DIRECTIONS:
The answer must consist solely of the lines from the one with "Give me the" through the last line of the data, copied exactly, with no pictures.

Items from a dataset:

▬▬▬

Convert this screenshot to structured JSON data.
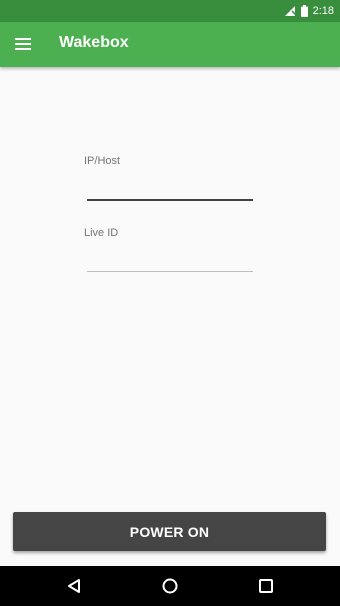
{
  "status_bar": {
    "time": "2:18",
    "icons": [
      "signal-icon",
      "battery-icon"
    ]
  },
  "app_bar": {
    "title": "Wakebox",
    "menu_icon": "hamburger-menu-icon"
  },
  "form": {
    "ip_host": {
      "label": "IP/Host",
      "value": "",
      "placeholder": ""
    },
    "live_id": {
      "label": "Live ID",
      "value": "",
      "placeholder": ""
    }
  },
  "power_button": {
    "label": "POWER ON"
  },
  "nav_bar": {
    "icons": [
      "back-icon",
      "home-icon",
      "recents-icon"
    ]
  },
  "colors": {
    "status_bar": "#388e3c",
    "app_bar": "#4caf50",
    "button": "#454545",
    "background": "#fafafa"
  }
}
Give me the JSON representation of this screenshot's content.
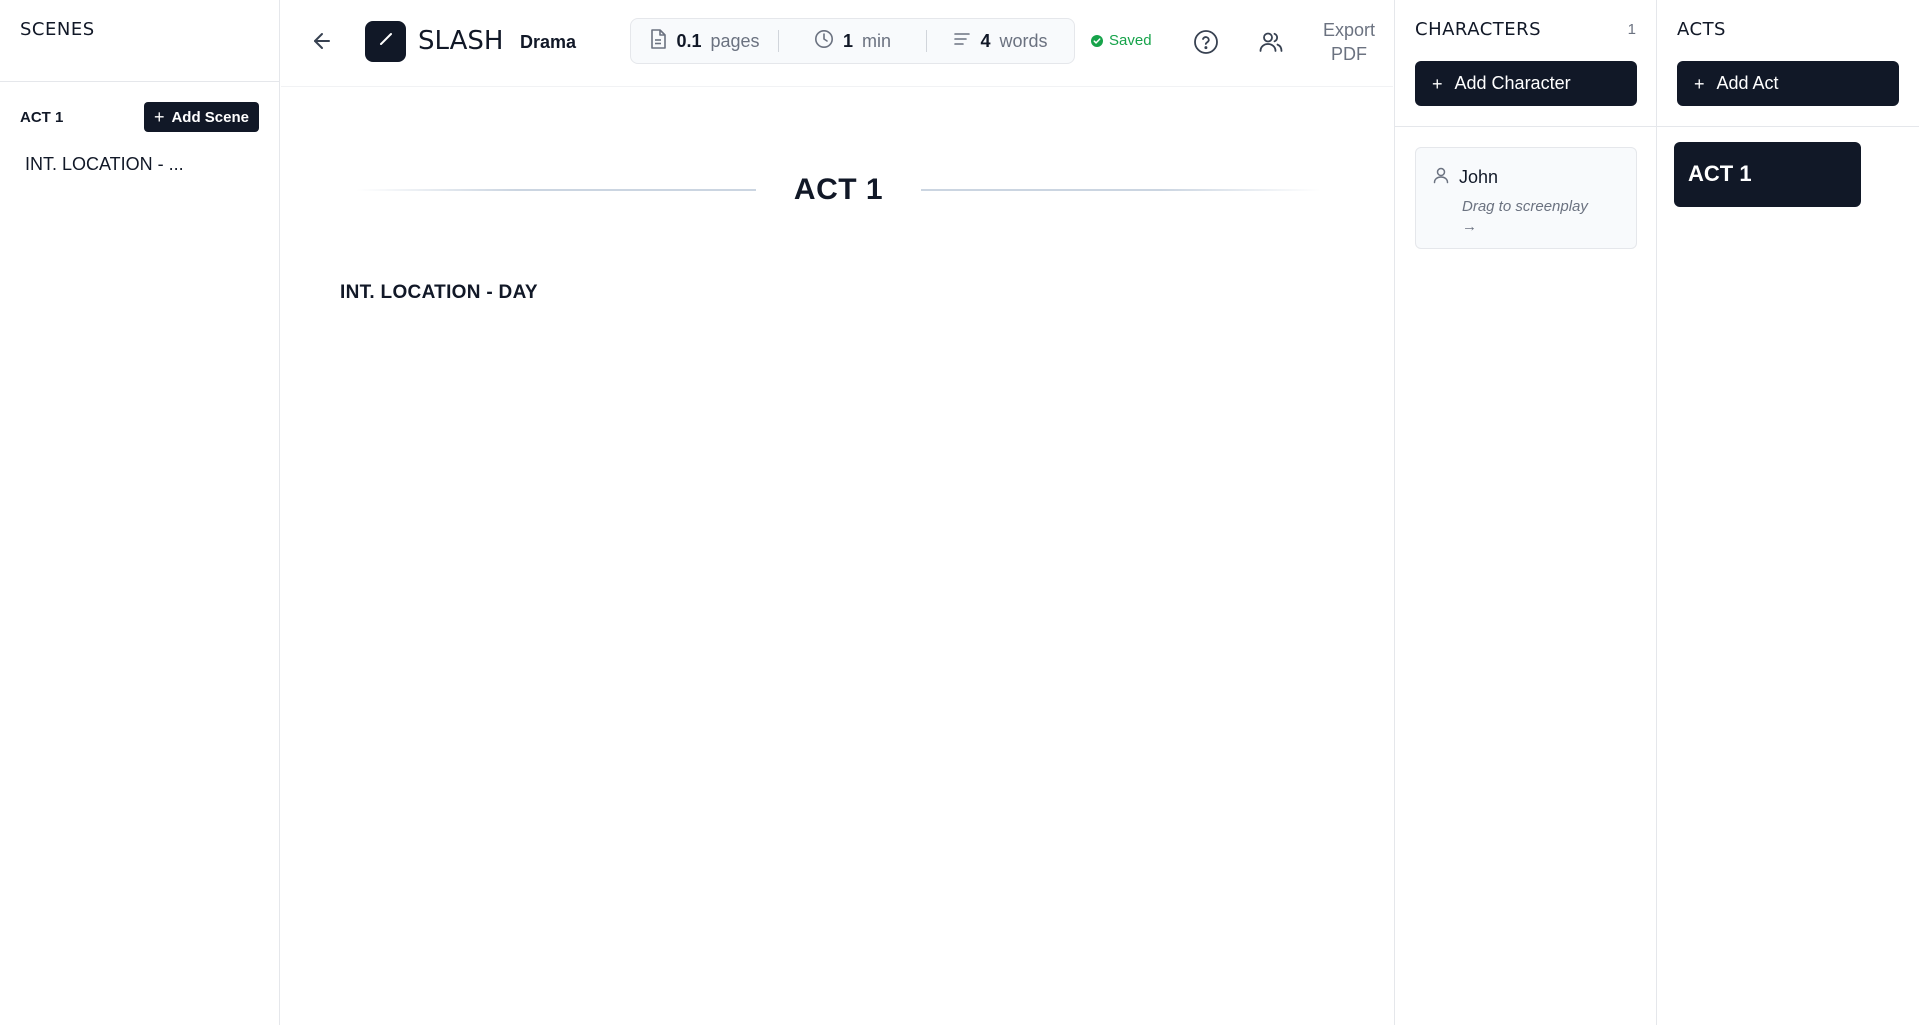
{
  "scenes_panel": {
    "title": "SCENES",
    "act_label": "ACT 1",
    "add_scene_label": "Add Scene",
    "items": [
      {
        "label": "INT. LOCATION - ..."
      }
    ]
  },
  "topbar": {
    "logo_text": "SLASH",
    "genre": "Drama",
    "stats": {
      "pages_value": "0.1",
      "pages_label": "pages",
      "minutes_value": "1",
      "minutes_label": "min",
      "words_value": "4",
      "words_label": "words"
    },
    "status": "Saved",
    "export_label_line1": "Export",
    "export_label_line2": "PDF"
  },
  "editor": {
    "act_heading": "ACT 1",
    "scene_heading": "INT. LOCATION - DAY"
  },
  "characters_panel": {
    "title": "CHARACTERS",
    "count": "1",
    "add_label": "Add Character",
    "characters": [
      {
        "name": "John",
        "hint": "Drag to screenplay →"
      }
    ]
  },
  "acts_panel": {
    "title": "ACTS",
    "add_label": "Add Act",
    "acts": [
      {
        "label": "ACT 1"
      }
    ]
  },
  "icons": [
    "arrow-left-icon",
    "pen-slash-icon",
    "document-icon",
    "clock-icon",
    "lines-icon",
    "check-circle-icon",
    "help-circle-icon",
    "users-icon",
    "plus-icon",
    "user-icon"
  ],
  "colors": {
    "primary_dark": "#111827",
    "muted_text": "#6b7280",
    "success": "#16a34a",
    "border": "#e5e7eb",
    "card_bg": "#f8fafc"
  }
}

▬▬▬

OUTPUT FOR THIS TASK:
Give me the JSON representation of this screenshot's content.
{
  "scenes_panel": {
    "title": "SCENES",
    "act_label": "ACT 1",
    "add_scene_label": "Add Scene",
    "items": [
      {
        "label": "INT. LOCATION - ..."
      }
    ]
  },
  "topbar": {
    "logo_text": "SLASH",
    "genre": "Drama",
    "stats": {
      "pages_value": "0.1",
      "pages_label": "pages",
      "minutes_value": "1",
      "minutes_label": "min",
      "words_value": "4",
      "words_label": "words"
    },
    "status": "Saved",
    "export_label_line1": "Export",
    "export_label_line2": "PDF"
  },
  "editor": {
    "act_heading": "ACT 1",
    "scene_heading": "INT. LOCATION - DAY"
  },
  "characters_panel": {
    "title": "CHARACTERS",
    "count": "1",
    "add_label": "Add Character",
    "characters": [
      {
        "name": "John",
        "hint": "Drag to screenplay →"
      }
    ]
  },
  "acts_panel": {
    "title": "ACTS",
    "add_label": "Add Act",
    "acts": [
      {
        "label": "ACT 1"
      }
    ]
  },
  "icons": [
    "arrow-left-icon",
    "pen-slash-icon",
    "document-icon",
    "clock-icon",
    "lines-icon",
    "check-circle-icon",
    "help-circle-icon",
    "users-icon",
    "plus-icon",
    "user-icon"
  ],
  "colors": {
    "primary_dark": "#111827",
    "muted_text": "#6b7280",
    "success": "#16a34a",
    "border": "#e5e7eb",
    "card_bg": "#f8fafc"
  }
}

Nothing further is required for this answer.